Step 4 (solve the interval values of the parameters). (4.1)Regard every inequality in as implicit function, such as and , and draw them in the - plane. Then, the parameter space is decomposed into many cells.(4.2)Search out the required region by verifying any one point in each cell to all the constraint conditions in .(4.3)Repeat (4.1)-(4.2) for each subsystem and obtain the required region for each subsystem.

Step 5 (obtain controllers). (5.1)For every subsystem, achieve the parameterized controller by substituting the new obtained from Step (3.2) into (25).(5.2)According to the required regions obtained in Step (4.2), choose several values for each and substitute them into the parameterized controller. Then, several group controllers are obtained.(5.3)Simulate system (1) with every group controllers obtained in Step (5.2), respectively. Compare the simulating results and find out the controller possessing better capability.

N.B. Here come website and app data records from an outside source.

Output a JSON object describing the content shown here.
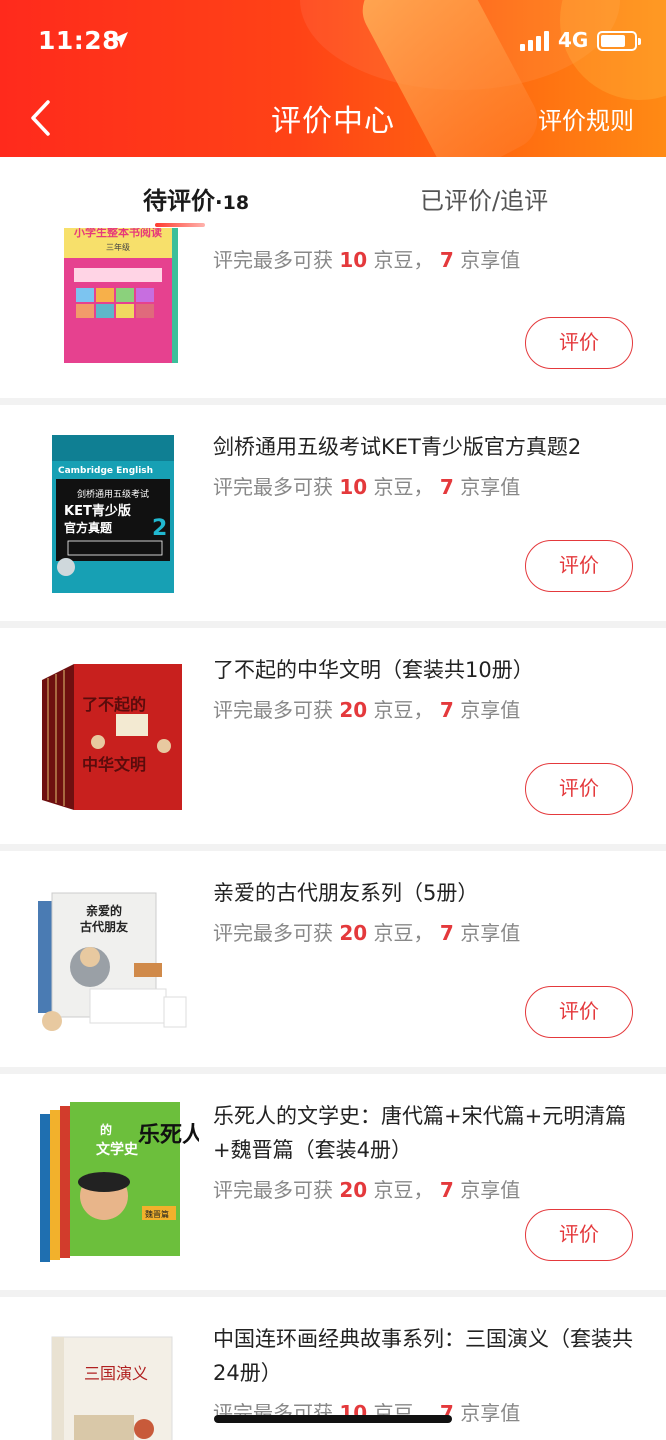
{
  "status_bar": {
    "time": "11:28",
    "network": "4G"
  },
  "header": {
    "title": "评价中心",
    "rules_link": "评价规则"
  },
  "tabs": {
    "pending": {
      "label": "待评价",
      "dot": "·",
      "count": "18"
    },
    "reviewed": {
      "label": "已评价/追评"
    }
  },
  "reward_text": {
    "prefix": "评完最多可获 ",
    "beans_unit": " 京豆，",
    "value_unit": " 京享值"
  },
  "review_button_label": "评价",
  "items": [
    {
      "title": "",
      "beans": "10",
      "value": "7"
    },
    {
      "title": "剑桥通用五级考试KET青少版官方真题2",
      "beans": "10",
      "value": "7"
    },
    {
      "title": "了不起的中华文明（套装共10册）",
      "beans": "20",
      "value": "7"
    },
    {
      "title": "亲爱的古代朋友系列（5册）",
      "beans": "20",
      "value": "7"
    },
    {
      "title": "乐死人的文学史：唐代篇+宋代篇+元明清篇+魏晋篇（套装4册）",
      "beans": "20",
      "value": "7"
    },
    {
      "title": "中国连环画经典故事系列：三国演义（套装共24册）",
      "beans": "10",
      "value": "7"
    }
  ],
  "book_covers": [
    {
      "lines": [
        "小学生整本书阅读",
        "三年级"
      ]
    },
    {
      "lines": [
        "Cambridge English",
        "剑桥通用五级考试",
        "KET青少版",
        "官方真题",
        "2"
      ]
    },
    {
      "lines": [
        "了不起的",
        "中华文明"
      ]
    },
    {
      "lines": [
        "亲爱的",
        "古代朋友"
      ]
    },
    {
      "lines": [
        "乐死人",
        "的",
        "文学史",
        "魏晋篇"
      ]
    },
    {
      "lines": [
        "三国演义"
      ]
    }
  ],
  "colors": {
    "accent": "#e4393c",
    "header_start": "#ff2a1c",
    "header_end": "#ff8a14"
  }
}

Remark 16. In Step (3.3), is updated with the new . Then, the new is transformed into quadratic form. If infeasible result is got, redesign the parameter matrix again and rerun the algorithm.

Remark 17. By Step (4.2), for each subsystem, the parameter space is decomposed into cells. According to the Cylindrical Algebraic Decomposition algorithm [31], all the points containing in each cell have the same characteristics. Then, in Step (4.2), at least one required region satisfying the requirements of is obtained by verifying any one point in each cell. If infeasible result is got in Step (4.2), redesign the corresponding parameter matrix and rerun this algorithm for the corresponding subsystem.

4. Example and Simulations

In order to verify the effectiveness of the method produced in this paper for the uncertain SPNSs with external disturbance, an example is simulated.

Example 18. Consider the SPNS consisting of two subsystems with following parameters:where

4.1. Solve Example 18 with the Method of This Paper

Let , , and . Design the following piecewise Lyapunov function:

Considering the parameter uncertainty, we can get , . Thus, , where .

To be sure, , which is the same in hereinafter. It is easy to verify that (23) holds with . With the way of Step 2 of the PS algorithm, it gives , , , , which render that (5), (6), and (30) hold.

In the following subsection, the parameterized controllers will be designed and the interval value of their parameters will be solved with the PS algorithm described in Section 3.2.

By and , each subsystem can be transformed into the form of (12), where

By substituting the values of all the parameters into (31), the conditions (see (54)) and (see (55)) are obtained.

By Step 1 of the PS algorithm, define the following parameter matrix:

Then, by (25) and (51), the parameterized controllers for the subsystems of Example 18 are obtained as

Hence, by the values of , , , and (51), with the way of Steps 2 and 3, we havewhere “” means the symmetric terms in the symmetric matrix .

According to the symmetric positive definiteness of , the constraint conditions are obtained with the way of Step  (3.4) of the PS algorithm.

Decompose the - plane into cells by drawing all the curves of in the plane and search out the required cell with the method of Step (4.2) of the PS algorithm. The required cell marked by gray background is surrounded by the curves of and in Figure 1. Following the above similar procedures, obtain the that is partly surrounded by the curves of and in Figure 2. Then, considering and (54) and (55), we know that and . Choose